America’s relationship with South India has a long history tracing back to 1792, when U.S. President George Washington appointed Massachusetts businessman Benjamin Joy as the first American Consul to India. According to “William Abbott: Consular Agent at the Beginning” by S. Muthiah, British rulers refused to recognize Joy’s commission, but he was allowed to stay in Calcutta and serve as the U.S. government’s commercial agent.
From Calcutta, however, Joy found it difficult to manage U.S. maritime interests in Madras. And so, on November 24, 1794, he appointed American merchant William Abbott as the first U.S. Consular Agent of the Madras presidency. Abbott served in this role for more than a decade.
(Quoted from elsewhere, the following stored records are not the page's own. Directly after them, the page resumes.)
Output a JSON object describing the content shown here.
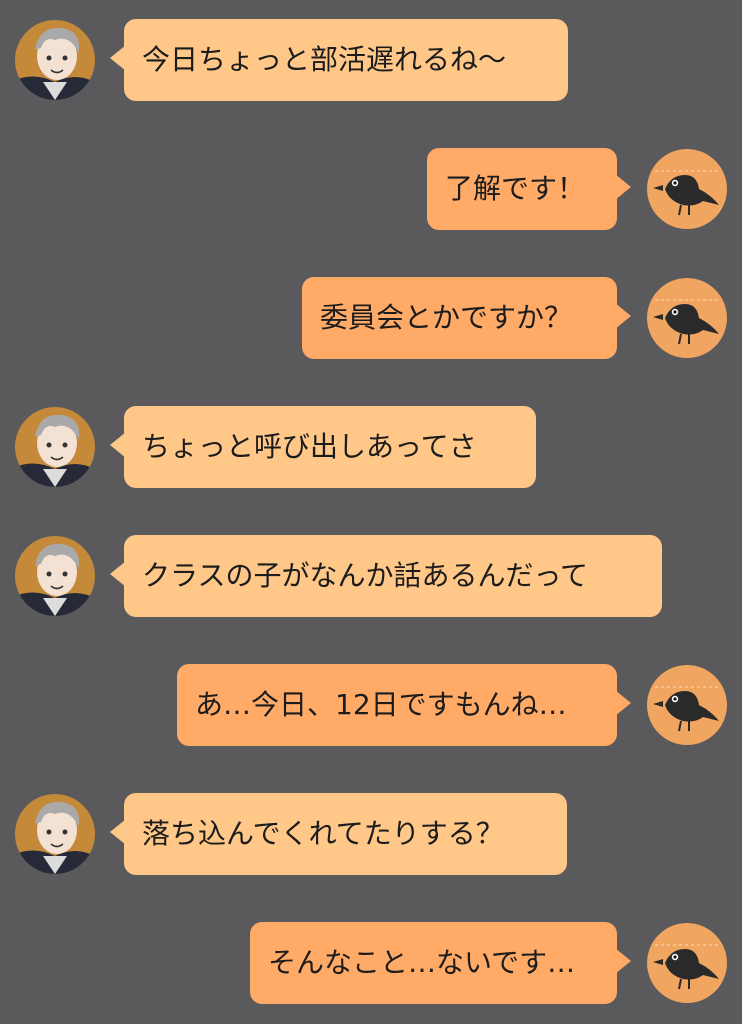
{
  "chat": {
    "messages": [
      {
        "side": "left",
        "sender": "senpai",
        "text": "今日ちょっと部活遅れるね〜"
      },
      {
        "side": "right",
        "sender": "kouhai",
        "text": "了解です！"
      },
      {
        "side": "right",
        "sender": "kouhai",
        "text": "委員会とかですか？"
      },
      {
        "side": "left",
        "sender": "senpai",
        "text": "ちょっと呼び出しあってさ"
      },
      {
        "side": "left",
        "sender": "senpai",
        "text": "クラスの子がなんか話あるんだって"
      },
      {
        "side": "right",
        "sender": "kouhai",
        "text": "あ…今日、12日ですもんね…"
      },
      {
        "side": "left",
        "sender": "senpai",
        "text": "落ち込んでくれてたりする？"
      },
      {
        "side": "right",
        "sender": "kouhai",
        "text": "そんなこと…ないです…"
      }
    ]
  },
  "colors": {
    "background": "#5a595b",
    "left_bubble": "#ffc788",
    "right_bubble": "#ffaa66"
  },
  "icons": {
    "left_avatar": "silver-haired-character-avatar-icon",
    "right_avatar": "crow-avatar-icon"
  }
}
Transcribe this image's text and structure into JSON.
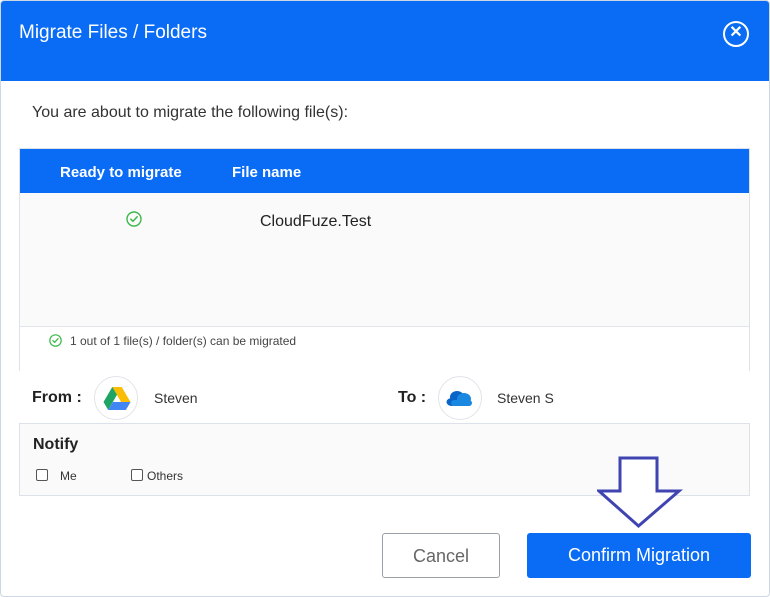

After a hiatus of several decades, trade between India and the United States took on a more important role and a separate U.S. consular agency was finally established in Madras in May 1867. At this time, Joseph L. Thompson was appointed Consular Agent to Madras. The main role of the Consular Agents during those times was to promote trade and American business interests, and most consular agents between 1867 until 1908 were selected from the ranks of expatriate businessmen.
This standard changed with the “Reorganization Act of April 5, 1906,” which regularized consular service with fixed tenures of office, fixed salaries, a system of promotion, and seven position classes including consuls general and consuls. On December 1908, acting on a recommendation by the U.S. Department of State, Nathaniel B. Stewart assumed his duties as the first representative of the American government graced with the title of Consul in Madras.
With the official level of the office as a Consulate, an office was set up on the third floor of a building owned by Parrys & Co., on No.1 China Bazar Road, now called Netaji Subash Chandra Bose Road. Once again, the office moved to a building between Rajaji Salai (formerly known as Beach Road) and Moore Street, which was later torn down to give way for a modern six story building, now known as Dare House. In 1940, the U.S. Consulate occupied the fourth floor of Dare House.
However, it was not until India gained Independence on 15 August 1947, that the American diplomatic post in Madras officially became a Consulate General. This is an event of great significance for it marks the beginning of a tremendous growth in Indo-American bilateral relationship. Roy E.B. Bower became the first Consul General in Chennai under the independent flag of India.
In the 1950s the Consulate General moved to a building on Mount Road, currently occupied by the Bank of America. Then, on January 3, 1969, the Consulate General moved to Gemini Circle which it now calls home, a new construction made possible through a land leased from St. George’s Cathedral.
Today, the American Consulate General continues to grow to serve South India and strengthen our bilateral relations. The Chennai Consulate is one of the top adjudication posts in the world, and the number one in processing employment based visas. Over 20,000 visitors enter the American Consulate General Chennai every month to obtain a series of services ranging from visits to the American Library to visa services.